WORK ITEM: From the entries below, copy out every line with "true" in it.

BEGIN

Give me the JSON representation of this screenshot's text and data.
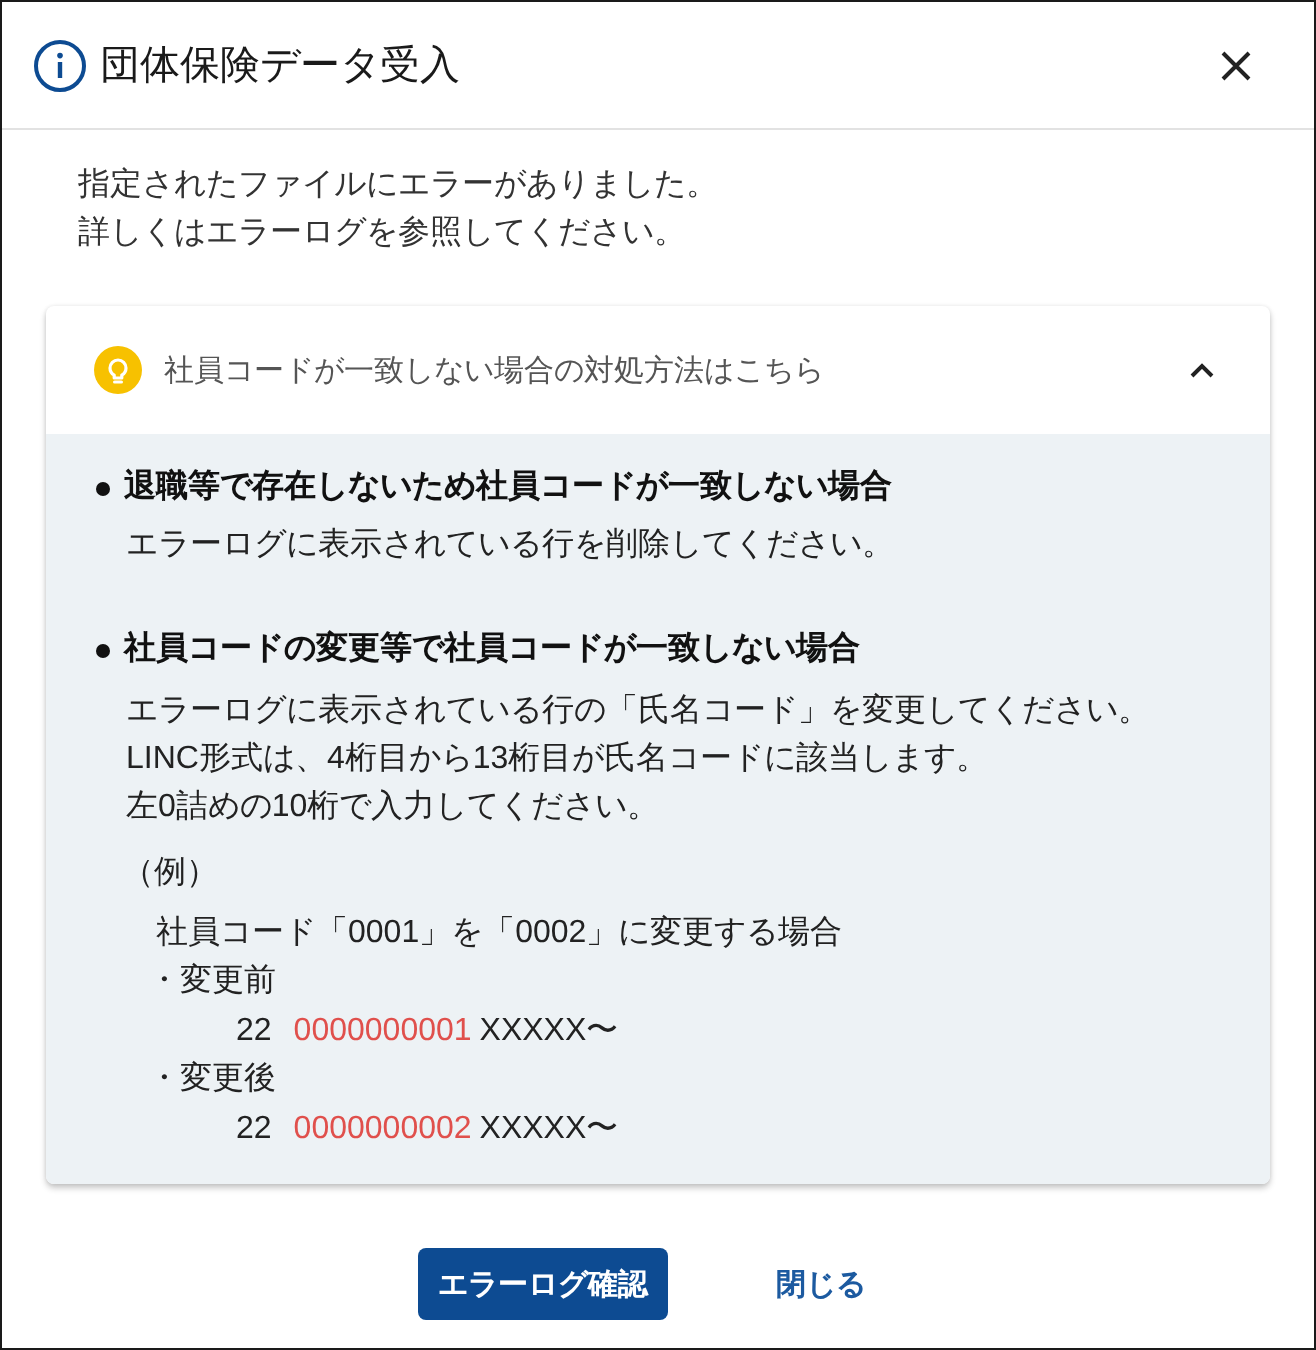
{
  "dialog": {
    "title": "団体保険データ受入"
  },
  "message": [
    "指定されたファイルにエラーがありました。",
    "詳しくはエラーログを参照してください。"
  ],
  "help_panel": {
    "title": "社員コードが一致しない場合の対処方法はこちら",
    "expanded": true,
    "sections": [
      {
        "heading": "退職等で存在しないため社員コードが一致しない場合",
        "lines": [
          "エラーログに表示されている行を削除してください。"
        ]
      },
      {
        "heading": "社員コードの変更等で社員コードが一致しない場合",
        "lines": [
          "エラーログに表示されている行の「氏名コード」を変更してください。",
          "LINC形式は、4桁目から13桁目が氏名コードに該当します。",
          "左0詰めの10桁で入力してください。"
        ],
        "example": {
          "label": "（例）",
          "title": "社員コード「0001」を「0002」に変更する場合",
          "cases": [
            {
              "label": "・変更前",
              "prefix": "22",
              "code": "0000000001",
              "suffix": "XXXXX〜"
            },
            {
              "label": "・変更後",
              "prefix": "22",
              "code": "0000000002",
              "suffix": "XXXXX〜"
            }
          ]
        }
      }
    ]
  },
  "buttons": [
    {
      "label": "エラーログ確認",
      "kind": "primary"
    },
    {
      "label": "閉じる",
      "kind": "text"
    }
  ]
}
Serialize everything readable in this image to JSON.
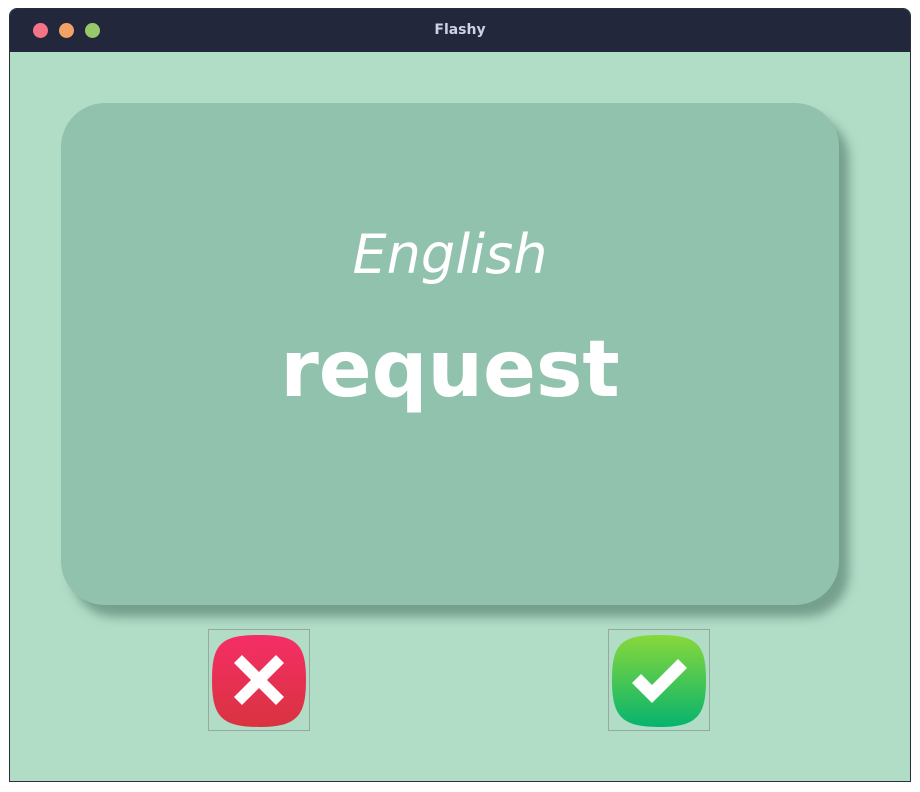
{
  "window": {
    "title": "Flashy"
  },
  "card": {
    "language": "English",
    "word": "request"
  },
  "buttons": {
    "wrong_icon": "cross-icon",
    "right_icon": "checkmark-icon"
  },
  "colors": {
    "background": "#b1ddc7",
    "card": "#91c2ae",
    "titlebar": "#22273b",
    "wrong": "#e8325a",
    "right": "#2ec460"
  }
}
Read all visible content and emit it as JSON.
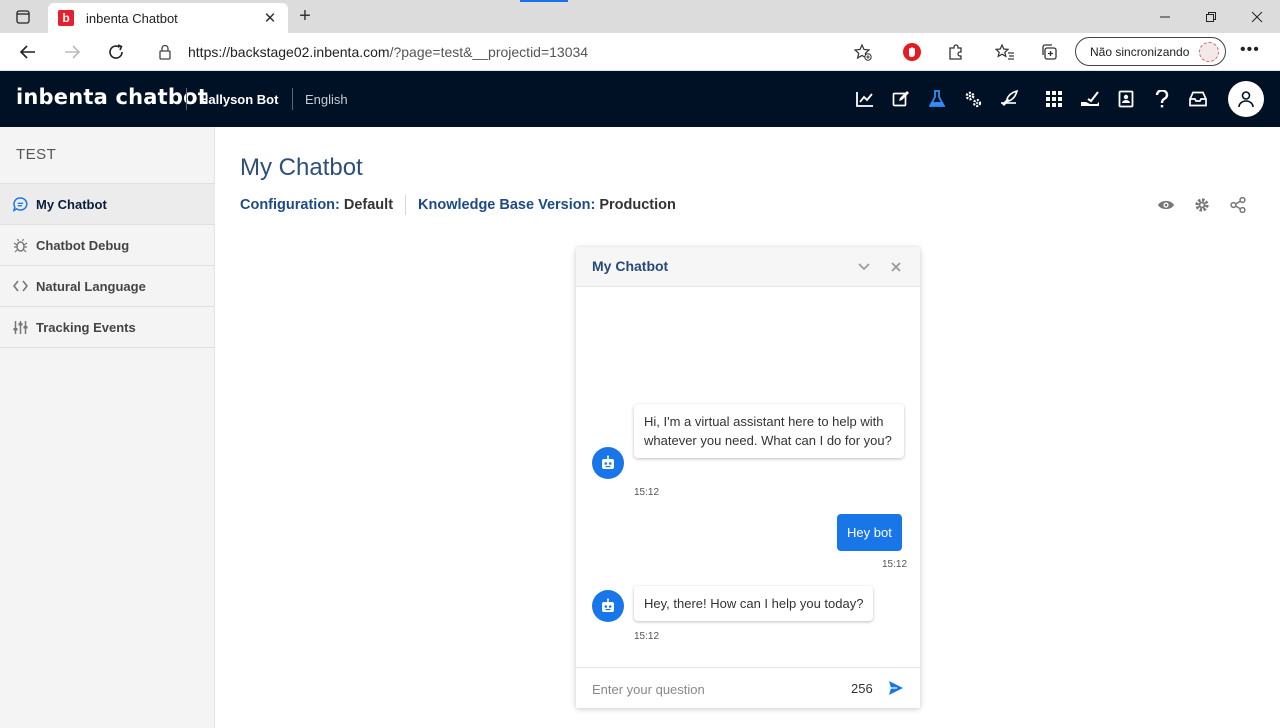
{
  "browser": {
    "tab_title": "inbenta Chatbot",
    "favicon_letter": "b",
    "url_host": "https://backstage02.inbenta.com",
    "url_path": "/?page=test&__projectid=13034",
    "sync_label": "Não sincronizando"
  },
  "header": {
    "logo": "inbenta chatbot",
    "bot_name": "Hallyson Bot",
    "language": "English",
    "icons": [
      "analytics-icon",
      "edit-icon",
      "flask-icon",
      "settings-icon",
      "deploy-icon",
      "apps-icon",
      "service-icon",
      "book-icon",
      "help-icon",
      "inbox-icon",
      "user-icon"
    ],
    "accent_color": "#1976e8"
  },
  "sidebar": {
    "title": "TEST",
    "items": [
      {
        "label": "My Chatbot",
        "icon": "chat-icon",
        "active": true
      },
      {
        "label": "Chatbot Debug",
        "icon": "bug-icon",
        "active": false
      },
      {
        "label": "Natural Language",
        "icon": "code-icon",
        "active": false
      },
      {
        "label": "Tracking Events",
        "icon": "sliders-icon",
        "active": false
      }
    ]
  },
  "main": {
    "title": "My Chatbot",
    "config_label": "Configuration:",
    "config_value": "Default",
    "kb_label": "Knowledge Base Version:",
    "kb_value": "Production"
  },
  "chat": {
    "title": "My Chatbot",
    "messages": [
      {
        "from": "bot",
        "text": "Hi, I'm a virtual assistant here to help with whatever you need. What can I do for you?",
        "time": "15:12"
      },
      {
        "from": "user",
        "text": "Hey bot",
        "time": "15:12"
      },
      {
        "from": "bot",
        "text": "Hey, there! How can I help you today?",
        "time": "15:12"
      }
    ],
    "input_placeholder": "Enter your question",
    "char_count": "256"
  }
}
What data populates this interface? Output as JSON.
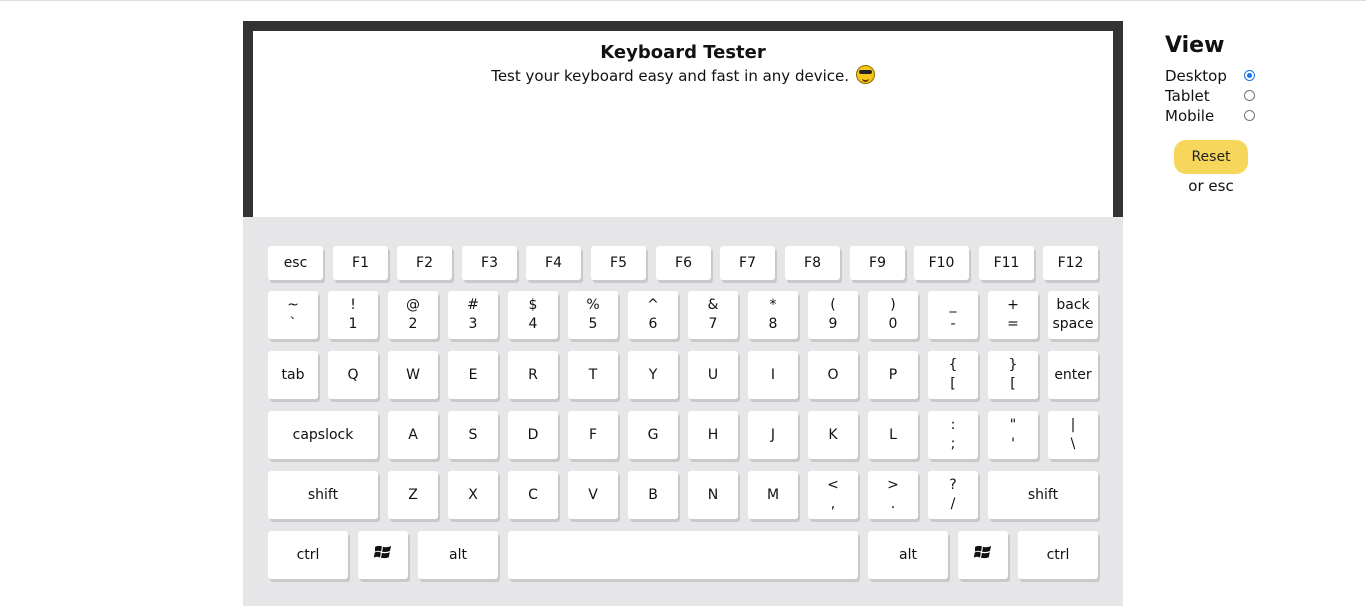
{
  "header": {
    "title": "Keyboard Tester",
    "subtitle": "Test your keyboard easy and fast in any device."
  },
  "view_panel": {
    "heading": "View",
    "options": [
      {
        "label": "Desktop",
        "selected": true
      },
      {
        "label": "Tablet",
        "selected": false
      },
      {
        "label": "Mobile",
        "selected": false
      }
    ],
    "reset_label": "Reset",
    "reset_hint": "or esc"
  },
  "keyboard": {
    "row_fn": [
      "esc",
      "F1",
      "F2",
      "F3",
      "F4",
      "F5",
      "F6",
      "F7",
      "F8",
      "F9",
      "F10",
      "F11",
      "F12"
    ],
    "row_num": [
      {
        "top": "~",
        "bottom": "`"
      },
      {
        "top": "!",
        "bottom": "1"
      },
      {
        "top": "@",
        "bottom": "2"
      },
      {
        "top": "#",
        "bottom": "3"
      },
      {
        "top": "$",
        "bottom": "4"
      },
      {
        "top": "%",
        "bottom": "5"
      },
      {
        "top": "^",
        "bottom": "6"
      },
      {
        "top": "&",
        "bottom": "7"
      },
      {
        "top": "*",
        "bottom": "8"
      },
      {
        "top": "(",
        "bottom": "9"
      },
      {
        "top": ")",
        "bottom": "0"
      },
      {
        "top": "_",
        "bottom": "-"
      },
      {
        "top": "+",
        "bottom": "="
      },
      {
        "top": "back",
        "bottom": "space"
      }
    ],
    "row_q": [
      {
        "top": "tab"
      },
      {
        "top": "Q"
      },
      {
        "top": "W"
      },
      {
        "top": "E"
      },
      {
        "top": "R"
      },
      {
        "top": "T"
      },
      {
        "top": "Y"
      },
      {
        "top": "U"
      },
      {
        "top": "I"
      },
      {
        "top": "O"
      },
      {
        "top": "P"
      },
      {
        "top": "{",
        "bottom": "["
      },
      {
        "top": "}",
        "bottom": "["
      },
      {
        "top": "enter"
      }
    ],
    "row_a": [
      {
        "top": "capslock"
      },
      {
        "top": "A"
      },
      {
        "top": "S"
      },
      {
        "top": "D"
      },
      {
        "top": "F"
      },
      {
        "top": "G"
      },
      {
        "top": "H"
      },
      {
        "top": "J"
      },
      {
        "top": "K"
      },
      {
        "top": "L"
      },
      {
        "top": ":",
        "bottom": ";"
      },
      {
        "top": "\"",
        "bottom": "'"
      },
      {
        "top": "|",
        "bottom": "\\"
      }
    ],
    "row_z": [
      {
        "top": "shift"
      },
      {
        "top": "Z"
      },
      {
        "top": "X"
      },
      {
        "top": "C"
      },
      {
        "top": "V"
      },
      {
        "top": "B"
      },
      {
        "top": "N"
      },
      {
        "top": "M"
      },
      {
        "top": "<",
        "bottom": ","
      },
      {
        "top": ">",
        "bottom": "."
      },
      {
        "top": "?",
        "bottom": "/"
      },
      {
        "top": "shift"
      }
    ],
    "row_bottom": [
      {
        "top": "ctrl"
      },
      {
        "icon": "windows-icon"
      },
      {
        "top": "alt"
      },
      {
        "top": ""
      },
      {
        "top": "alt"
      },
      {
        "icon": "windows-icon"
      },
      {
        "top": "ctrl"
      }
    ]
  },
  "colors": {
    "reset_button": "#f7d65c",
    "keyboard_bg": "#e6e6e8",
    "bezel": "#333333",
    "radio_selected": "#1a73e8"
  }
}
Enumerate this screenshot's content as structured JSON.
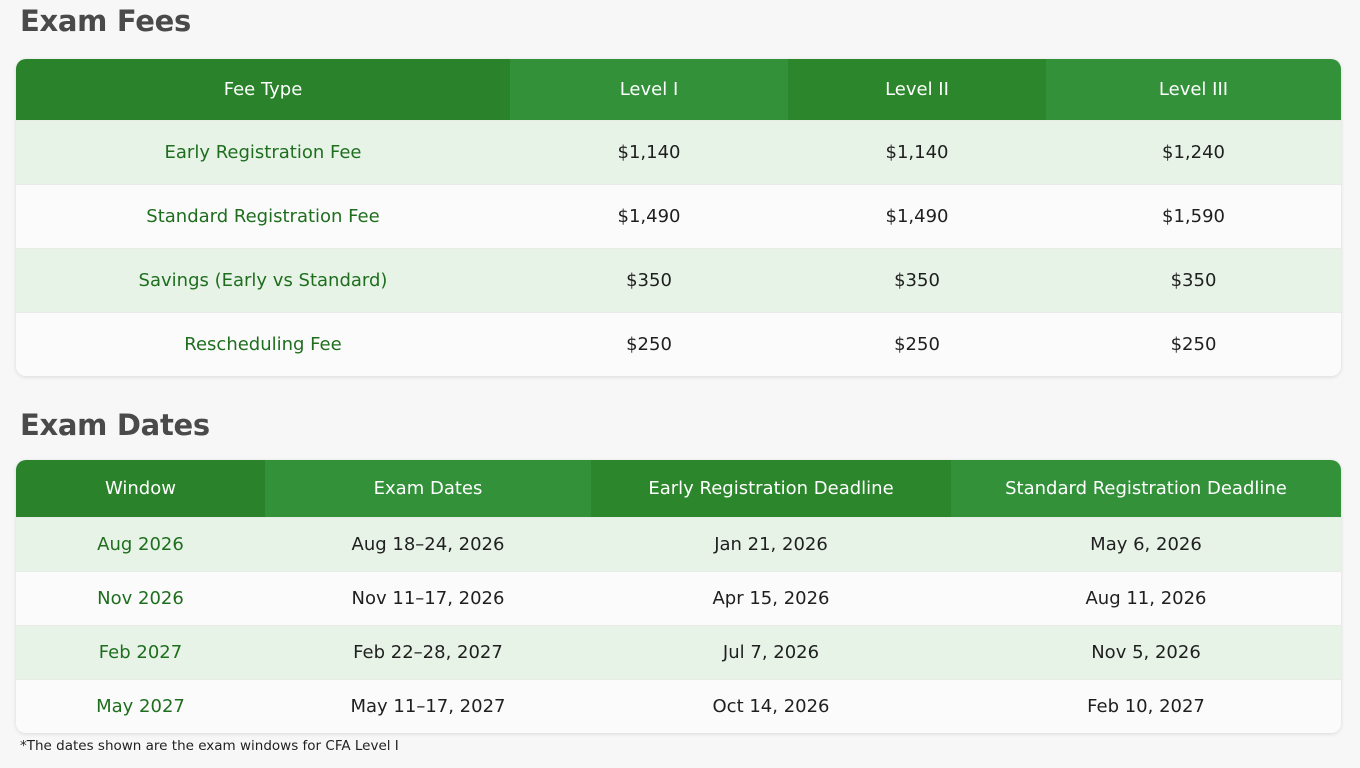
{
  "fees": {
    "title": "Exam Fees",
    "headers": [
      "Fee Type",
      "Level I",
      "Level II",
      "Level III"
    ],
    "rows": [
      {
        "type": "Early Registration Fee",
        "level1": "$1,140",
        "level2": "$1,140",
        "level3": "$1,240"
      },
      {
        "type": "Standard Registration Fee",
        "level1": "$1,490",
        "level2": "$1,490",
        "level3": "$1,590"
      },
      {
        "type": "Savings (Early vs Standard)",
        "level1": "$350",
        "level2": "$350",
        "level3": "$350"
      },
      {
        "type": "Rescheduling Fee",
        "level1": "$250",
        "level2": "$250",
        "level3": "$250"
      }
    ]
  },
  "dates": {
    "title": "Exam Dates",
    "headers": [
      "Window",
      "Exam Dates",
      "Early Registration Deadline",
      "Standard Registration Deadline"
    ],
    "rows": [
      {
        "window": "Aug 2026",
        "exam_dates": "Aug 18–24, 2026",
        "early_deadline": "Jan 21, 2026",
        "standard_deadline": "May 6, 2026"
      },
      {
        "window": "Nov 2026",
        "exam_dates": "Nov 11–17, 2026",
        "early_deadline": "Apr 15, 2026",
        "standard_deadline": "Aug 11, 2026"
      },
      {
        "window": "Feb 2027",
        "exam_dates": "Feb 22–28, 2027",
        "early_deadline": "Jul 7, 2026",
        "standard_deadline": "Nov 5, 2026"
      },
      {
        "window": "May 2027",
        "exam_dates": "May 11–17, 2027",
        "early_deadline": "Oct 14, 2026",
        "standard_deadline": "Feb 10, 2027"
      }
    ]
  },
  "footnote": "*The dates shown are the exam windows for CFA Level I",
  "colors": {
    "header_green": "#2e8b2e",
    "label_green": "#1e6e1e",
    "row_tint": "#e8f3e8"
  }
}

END

THE COMPLETED TASK:
    "expanded": true,
        "active": true
        "selected": true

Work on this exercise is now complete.